In some cases there is a genetic cause for CD, specifically some people inherit genes referred to as the “coeliac genes”. While you can have a test that excludes CD, it isn’t necessarily useful as a marker of being positive for CD because not everyone who has CD has it as a consequence of their genetic makeup. About every one person in 30 with CD has the genes for CD. Positive screening tests are often then followed up by a medical procedure to make a diagnosis via sampling of tissue from the SI.
Some GPs will opt for a more common blood test for immune compounds that signal a potential reaction to gluten. Regardless, prior to any diagnostic test, it is recommended the person NOT be on a gluten-free diet.
Any dietary amendment must be undertaken with careful consideration, in particular changes that involve a reduction in variety and food groups. Anytime something healthy comes out of the diet it should be balanced with something added in. The potential outcome of restricted diets may include reduced nutrient intake, insufficient kJ/energy intake and the development of other food sensitivities from overexposure to a limited range of foods. All of these are even more important in childhood, given their rate of growth and limited tummy space. Removing wheat from the diet may well limit thiamin, B2, B3, folate and iron as well as other nutritive compounds.
It can be a tricky issue to detect, with the signs and symptoms range from severe and very obvious to more subtle and insidious. Also, irritable bowel syndrome can present in a similar way, likewise so too can other food reactions.
CD is not something you can cure, but you can certainly reverse the impact of gluten. Avoiding gluten, or adopting a gluten-free diet not only allows the SI time to heal, but improves the variety and quality of nutrients the body is able to take up and utilise. In the long term, this improved nutritional status can have a positive impact on health and vitality.
Now you can probably figure out that standard bread, cakes and pasta contain gluten. People on a gluten-free diet also need to avoid couscous as it is a wheat product, crumpets, muffins and many forms of noodles; however, gluten is one of those little devils that turns up as an unexpected ingredient in all sorts of food, such as foods containing thickeners, stabilisers and flavours.
Gluten-containing foods also include:
The message is be a good label reader!
Foods such as fresh fruit and vegetables, legumes, dairy products and unprocessed oils are great nutritious food options along with fish, chicken and meat all being gluten-free. Rice, wild rice, millet and corn are common gluten-free options.
Don’t confuse starchy foods with glutagenous foods, for example rice, corn (maize), soya, potato, buckwheat, millet, quinoa, sorghum, amaranth, sago and tapioca are all starchy foods but gluten-free.
1. Rubio-Tapia et al, Increased Prevalence and Mortality in Undiagnosed Celiac Disease. Gastroenterology. 2009 July ; 137(1): 88-93.
2. Catassi et al. A prospective, double-blind, placebo-controlled trial to establish a safe gluten threshold for patients with celiac disease.
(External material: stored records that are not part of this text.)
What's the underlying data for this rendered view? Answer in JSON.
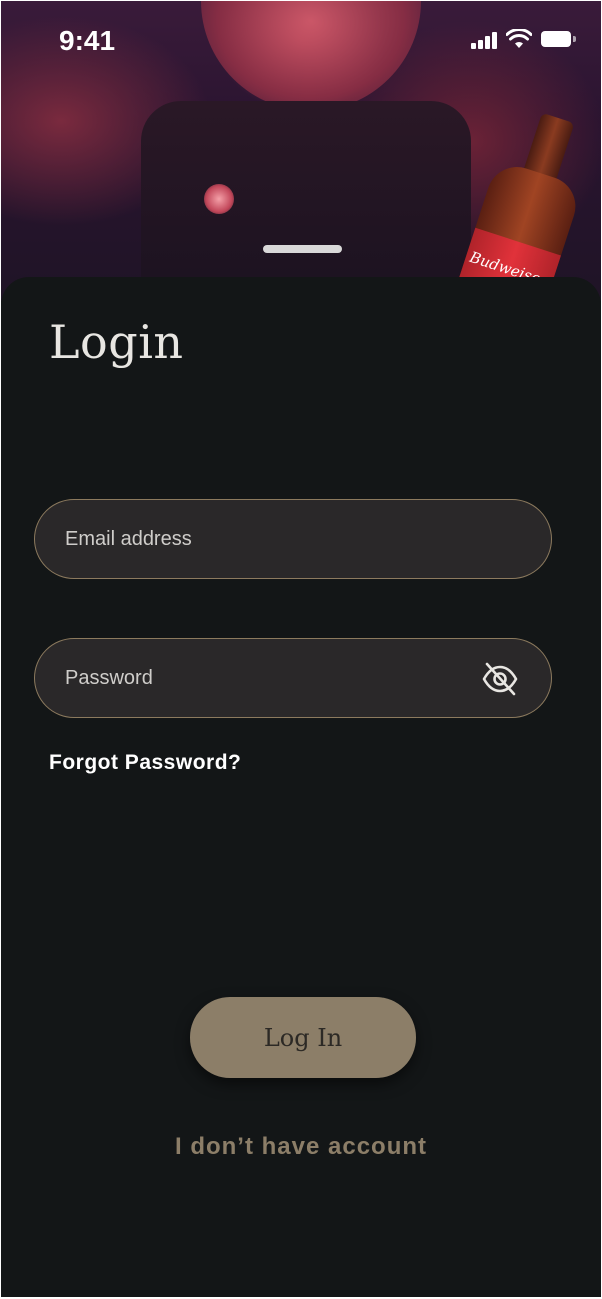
{
  "status_bar": {
    "time": "9:41"
  },
  "hero": {
    "bottle_label": "Budweiser"
  },
  "sheet": {
    "title": "Login",
    "email_field": {
      "placeholder": "Email address",
      "value": ""
    },
    "password_field": {
      "placeholder": "Password",
      "value": "",
      "toggle_icon": "eye-off-icon"
    },
    "forgot_password_label": "Forgot Password?",
    "login_button_label": "Log In",
    "no_account_label": "I don’t have account"
  },
  "colors": {
    "background": "#131617",
    "field_background": "#2a2829",
    "field_border": "#8c7a5e",
    "accent": "#8c7e68",
    "text_primary": "#ffffff"
  }
}
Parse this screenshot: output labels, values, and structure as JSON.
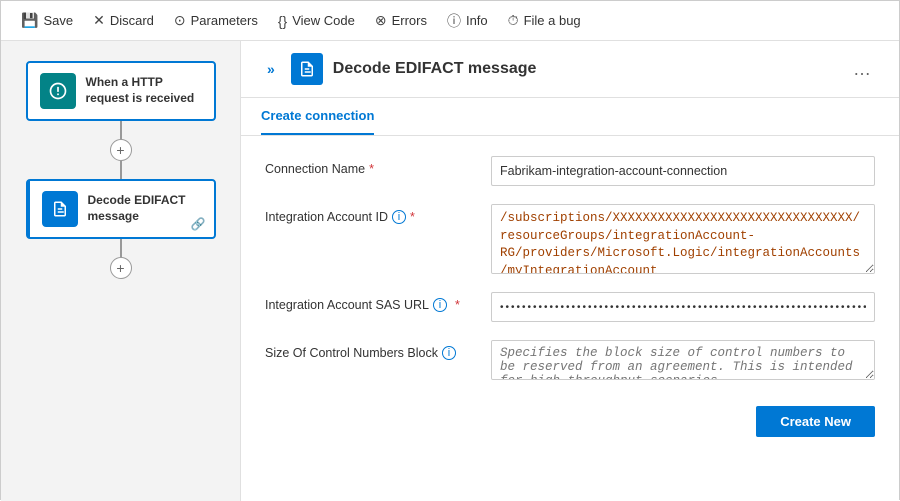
{
  "toolbar": {
    "items": [
      {
        "id": "save",
        "label": "Save",
        "icon": "💾"
      },
      {
        "id": "discard",
        "label": "Discard",
        "icon": "✕"
      },
      {
        "id": "parameters",
        "label": "Parameters",
        "icon": "⊙"
      },
      {
        "id": "view-code",
        "label": "View Code",
        "icon": "{}"
      },
      {
        "id": "errors",
        "label": "Errors",
        "icon": "⊗"
      },
      {
        "id": "info",
        "label": "Info",
        "icon": "ⓘ"
      },
      {
        "id": "file-a-bug",
        "label": "File a bug",
        "icon": "⏱"
      }
    ]
  },
  "left_panel": {
    "trigger_card": {
      "label": "When a HTTP request is received",
      "icon": "⚡"
    },
    "action_card": {
      "label": "Decode EDIFACT message",
      "icon": "📄"
    },
    "plus_label": "+"
  },
  "right_panel": {
    "header": {
      "title": "Decode EDIFACT message",
      "more_icon": "…"
    },
    "tabs": [
      {
        "id": "create-connection",
        "label": "Create connection",
        "active": true
      }
    ],
    "form": {
      "connection_name": {
        "label": "Connection Name",
        "required": true,
        "value": "Fabrikam-integration-account-connection"
      },
      "integration_account_id": {
        "label": "Integration Account ID",
        "required": true,
        "has_info": true,
        "value": "/subscriptions/XXXXXXXXXXXXXXXXXXXXXXXXXXXXXXXX/resourceGroups/integrationAccount-RG/providers/Microsoft.Logic/integrationAccounts/myIntegrationAccount"
      },
      "integration_account_sas_url": {
        "label": "Integration Account SAS URL",
        "required": true,
        "has_info": true,
        "value": "••••••••••••••••••••••••••••••••••••••••••••••••••••••••••••••••••••••••••..."
      },
      "size_of_control_numbers_block": {
        "label": "Size Of Control Numbers Block",
        "has_info": true,
        "placeholder": "Specifies the block size of control numbers to be reserved from an agreement. This is intended for high throughput scenarios"
      },
      "create_button_label": "Create New"
    }
  }
}
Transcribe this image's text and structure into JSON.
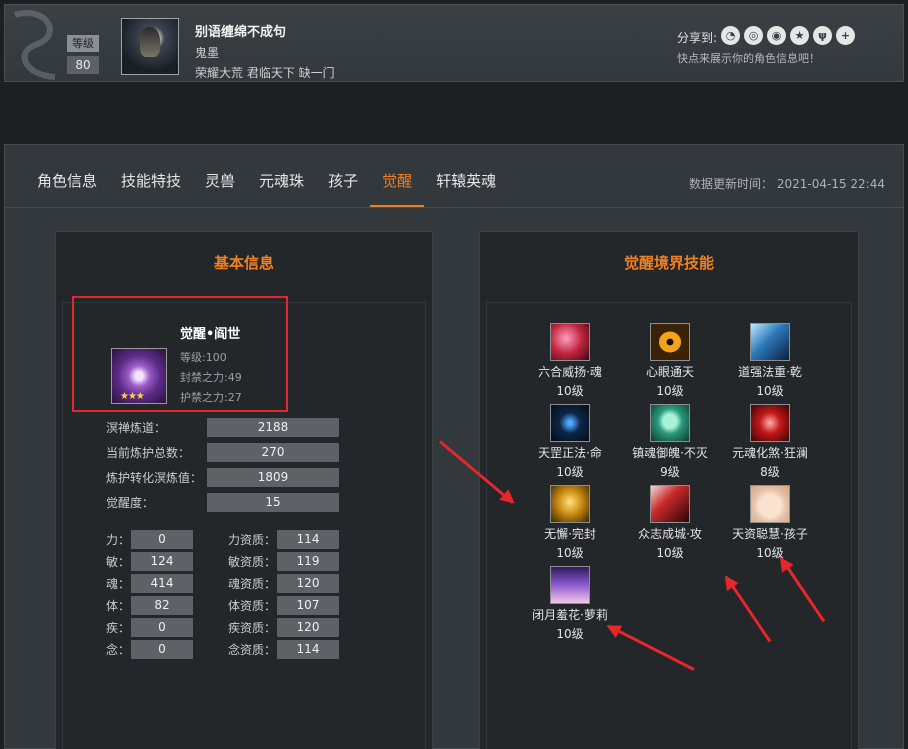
{
  "profile": {
    "level_label": "等级",
    "level_value": "80",
    "name": "别语缠绵不成句",
    "school": "鬼墨",
    "server": "荣耀大荒 君临天下 缺一门",
    "share_label": "分享到:",
    "share_hint": "快点来展示你的角色信息吧！",
    "share_icons": [
      "wechat-icon",
      "qq-icon",
      "weibo-icon",
      "qzone-icon",
      "tencent-weibo-icon",
      "more-icon"
    ]
  },
  "tabs": [
    "角色信息",
    "技能特技",
    "灵兽",
    "元魂珠",
    "孩子",
    "觉醒",
    "轩辕英魂"
  ],
  "active_tab": "觉醒",
  "update_time": "数据更新时间： 2021-04-15 22:44",
  "basic": {
    "title": "基本信息",
    "awaken_name": "觉醒•阎世",
    "awaken_level": "等级:100",
    "awaken_seal": "封禁之力:49",
    "awaken_guard": "护禁之力:27",
    "stats": [
      {
        "label": "溟禅炼道：",
        "value": "2188"
      },
      {
        "label": "当前炼护总数：",
        "value": "270"
      },
      {
        "label": "炼护转化溟炼值：",
        "value": "1809"
      },
      {
        "label": "觉醒度：",
        "value": "15"
      }
    ],
    "attrs": [
      {
        "label": "力：",
        "value": "0",
        "apt_label": "力资质：",
        "apt_value": "114"
      },
      {
        "label": "敏：",
        "value": "124",
        "apt_label": "敏资质：",
        "apt_value": "119"
      },
      {
        "label": "魂：",
        "value": "414",
        "apt_label": "魂资质：",
        "apt_value": "120"
      },
      {
        "label": "体：",
        "value": "82",
        "apt_label": "体资质：",
        "apt_value": "107"
      },
      {
        "label": "疾：",
        "value": "0",
        "apt_label": "疾资质：",
        "apt_value": "120"
      },
      {
        "label": "念：",
        "value": "0",
        "apt_label": "念资质：",
        "apt_value": "114"
      }
    ]
  },
  "skills": {
    "title": "觉醒境界技能",
    "items": [
      {
        "name": "六合威扬·魂",
        "level": "10级",
        "icon": "soul-skill-icon"
      },
      {
        "name": "心眼通天",
        "level": "10级",
        "icon": "eye-skill-icon"
      },
      {
        "name": "道强法重·乾",
        "level": "10级",
        "icon": "qian-skill-icon"
      },
      {
        "name": "天罡正法·命",
        "level": "10级",
        "icon": "constellation-skill-icon"
      },
      {
        "name": "镇魂御魄·不灭",
        "level": "9级",
        "icon": "ghost-face-skill-icon"
      },
      {
        "name": "元魂化煞·狂澜",
        "level": "8级",
        "icon": "demon-mask-skill-icon"
      },
      {
        "name": "无懈·完封",
        "level": "10级",
        "icon": "shield-skill-icon"
      },
      {
        "name": "众志成城·攻",
        "level": "10级",
        "icon": "attack-skill-icon"
      },
      {
        "name": "天资聪慧·孩子",
        "level": "10级",
        "icon": "baby-skill-icon"
      },
      {
        "name": "闭月羞花·萝莉",
        "level": "10级",
        "icon": "loli-skill-icon"
      }
    ]
  },
  "colors": {
    "accent": "#f08020",
    "highlight": "#e8252a"
  }
}
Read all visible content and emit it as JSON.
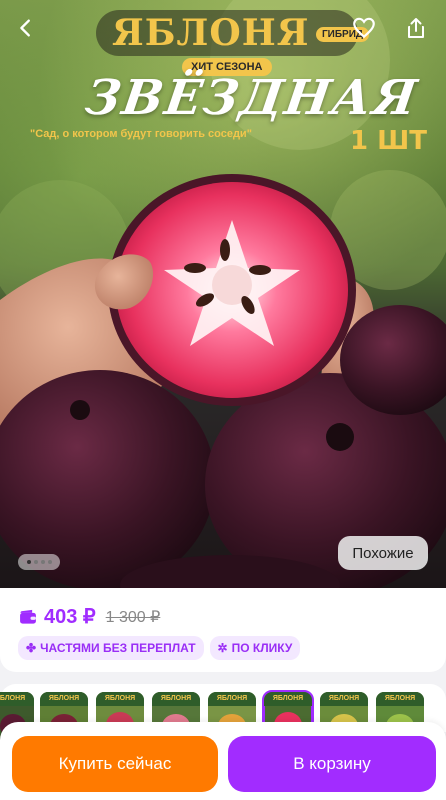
{
  "banner": {
    "title": "ЯБЛОНЯ",
    "hybrid_badge": "ГИБРИД",
    "hit_badge": "ХИТ СЕЗОНА",
    "name": "ЗВЁЗДНАЯ",
    "quote": "\"Сад, о котором будут говорить соседи\"",
    "quantity": "1 ШТ"
  },
  "gallery": {
    "similar_button": "Похожие",
    "pages": 4,
    "current_page": 1
  },
  "price": {
    "current": "403 ₽",
    "old": "1 300 ₽"
  },
  "chips": [
    {
      "icon": "split-icon",
      "label": "ЧАСТЯМИ БЕЗ ПЕРЕПЛАТ"
    },
    {
      "icon": "click-icon",
      "label": "ПО КЛИКУ"
    }
  ],
  "thumbnails": [
    {
      "label": "ЯБЛОНЯ"
    },
    {
      "label": "ЯБЛОНЯ"
    },
    {
      "label": "ЯБЛОНЯ"
    },
    {
      "label": "ЯБЛОНЯ"
    },
    {
      "label": "ЯБЛОНЯ"
    },
    {
      "label": "ЯБЛОНЯ"
    },
    {
      "label": "ЯБЛОНЯ"
    },
    {
      "label": "ЯБЛОНЯ"
    }
  ],
  "actions": {
    "buy_now": "Купить сейчас",
    "add_to_cart": "В корзину"
  },
  "colors": {
    "accent_purple": "#a22cff",
    "accent_orange": "#ff7a00",
    "banner_gold": "#f2c54b"
  }
}
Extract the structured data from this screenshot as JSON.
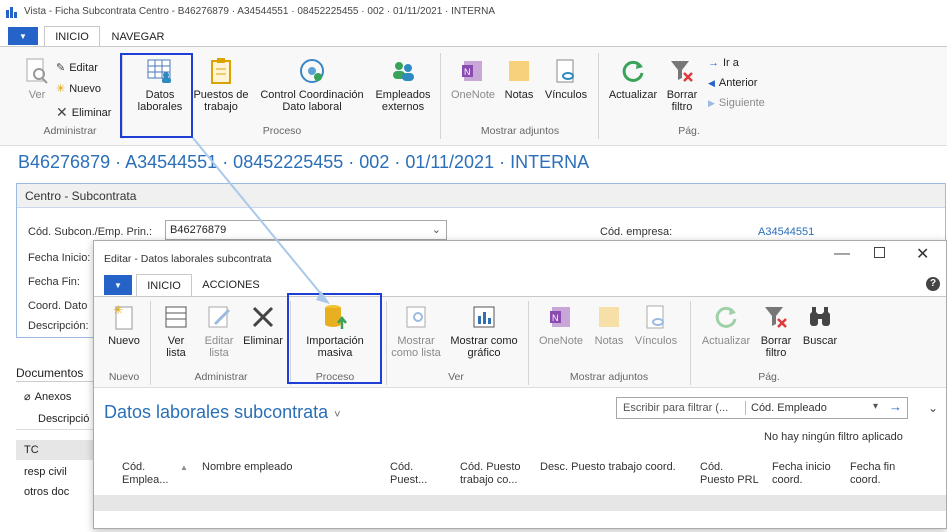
{
  "window": {
    "title": "Vista - Ficha Subcontrata Centro - B46276879 · A34544551 · 08452225455 · 002 · 01/11/2021 · INTERNA"
  },
  "main_tabs": {
    "inicio": "INICIO",
    "navegar": "NAVEGAR"
  },
  "main_ribbon": {
    "ver": "Ver",
    "editar": "Editar",
    "nuevo": "Nuevo",
    "eliminar": "Eliminar",
    "group_admin": "Administrar",
    "datos_laborales_1": "Datos",
    "datos_laborales_2": "laborales",
    "puestos_1": "Puestos de",
    "puestos_2": "trabajo",
    "control_1": "Control Coordinación",
    "control_2": "Dato laboral",
    "empleados_1": "Empleados",
    "empleados_2": "externos",
    "group_proceso": "Proceso",
    "onenote": "OneNote",
    "notas": "Notas",
    "vinculos": "Vínculos",
    "group_adjuntos": "Mostrar adjuntos",
    "actualizar": "Actualizar",
    "borrar_1": "Borrar",
    "borrar_2": "filtro",
    "ira": "Ir a",
    "anterior": "Anterior",
    "siguiente": "Siguiente",
    "group_pag": "Pág."
  },
  "page_title": "B46276879 · A34544551 · 08452225455 · 002 · 01/11/2021 · INTERNA",
  "centro": {
    "header": "Centro - Subcontrata",
    "cod_label": "Cód. Subcon./Emp. Prin.:",
    "cod_value": "B46276879",
    "fecha_inicio_label": "Fecha Inicio:",
    "fecha_fin_label": "Fecha Fin:",
    "coord_label": "Coord. Dato",
    "descripcion_label": "Descripción:",
    "empresa_label": "Cód. empresa:",
    "empresa_value": "A34544551"
  },
  "left_panel": {
    "documentos": "Documentos",
    "anexos": "Anexos",
    "descripcion": "Descripció",
    "tc": "TC",
    "resp": "resp civil",
    "otros": "otros doc"
  },
  "dialog": {
    "title": "Editar - Datos laborales subcontrata",
    "tab_inicio": "INICIO",
    "tab_acciones": "ACCIONES",
    "nuevo": "Nuevo",
    "ver_1": "Ver",
    "ver_2": "lista",
    "editar_1": "Editar",
    "editar_2": "lista",
    "eliminar": "Eliminar",
    "group_nuevo": "Nuevo",
    "group_admin": "Administrar",
    "importacion_1": "Importación",
    "importacion_2": "masiva",
    "group_proceso": "Proceso",
    "mostrar_lista_1": "Mostrar",
    "mostrar_lista_2": "como lista",
    "mostrar_grafico_1": "Mostrar como",
    "mostrar_grafico_2": "gráfico",
    "group_ver": "Ver",
    "onenote": "OneNote",
    "notas": "Notas",
    "vinculos": "Vínculos",
    "group_adjuntos": "Mostrar adjuntos",
    "actualizar": "Actualizar",
    "borrar_1": "Borrar",
    "borrar_2": "filtro",
    "buscar": "Buscar",
    "group_pag": "Pág.",
    "list_title": "Datos laborales subcontrata",
    "filter_placeholder": "Escribir para filtrar (...",
    "filter_field": "Cód. Empleado",
    "no_filter": "No hay ningún filtro aplicado",
    "columns": [
      {
        "l1": "Cód.",
        "l2": "Emplea..."
      },
      {
        "l1": "Nombre empleado",
        "l2": ""
      },
      {
        "l1": "Cód.",
        "l2": "Puest..."
      },
      {
        "l1": "Cód. Puesto",
        "l2": "trabajo co..."
      },
      {
        "l1": "Desc. Puesto trabajo coord.",
        "l2": ""
      },
      {
        "l1": "Cód.",
        "l2": "Puesto PRL"
      },
      {
        "l1": "Fecha inicio",
        "l2": "coord."
      },
      {
        "l1": "Fecha fin",
        "l2": "coord."
      }
    ]
  },
  "colors": {
    "accent": "#2563c8",
    "title_blue": "#2a6fb8",
    "highlight": "#1e3fd6"
  }
}
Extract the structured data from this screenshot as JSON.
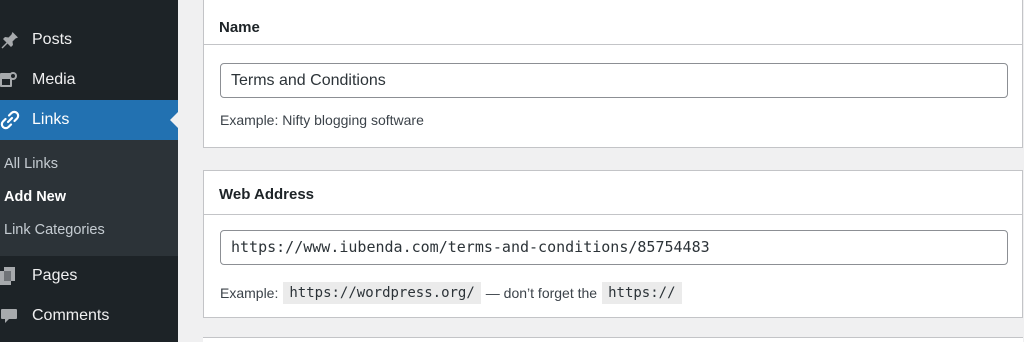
{
  "sidebar": {
    "items": [
      {
        "label": "Posts",
        "icon": "pin-icon"
      },
      {
        "label": "Media",
        "icon": "media-icon"
      },
      {
        "label": "Links",
        "icon": "link-icon"
      },
      {
        "label": "Pages",
        "icon": "pages-icon"
      },
      {
        "label": "Comments",
        "icon": "comment-icon"
      }
    ],
    "submenu": [
      "All Links",
      "Add New",
      "Link Categories"
    ],
    "active_color": "#2271b1",
    "bg_color": "#1d2327"
  },
  "name_box": {
    "title": "Name",
    "value": "Terms and Conditions",
    "help": "Example: Nifty blogging software"
  },
  "url_box": {
    "title": "Web Address",
    "value": "https://www.iubenda.com/terms-and-conditions/85754483",
    "help_prefix": "Example:",
    "help_code1": "https://wordpress.org/",
    "help_middle": "— don’t forget the",
    "help_code2": "https://"
  }
}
Am J Clin Nutr 2007;85:160 – 6.
3. Pogson, J. Coeliac disease on the rise, Gastroenterology, 2009; 137. 88-93.
4. AFGC; Coeliac disease
http://www.ausfoodnews.com.au/2010/10/12/rising-celiac-disease-prompts-new-gf-products.html. Accessed 11/2/11
5. Gearry and Day, Inflammatory bowel disease in New Zealand children – a growing problem. J of NZ Med Ass, 2008, 121; 1283.
This article was written by Leanne Cooper, nutritionist and director of Cadence Health and Nutrition Courses and Sneakys Baby and Child Nutrition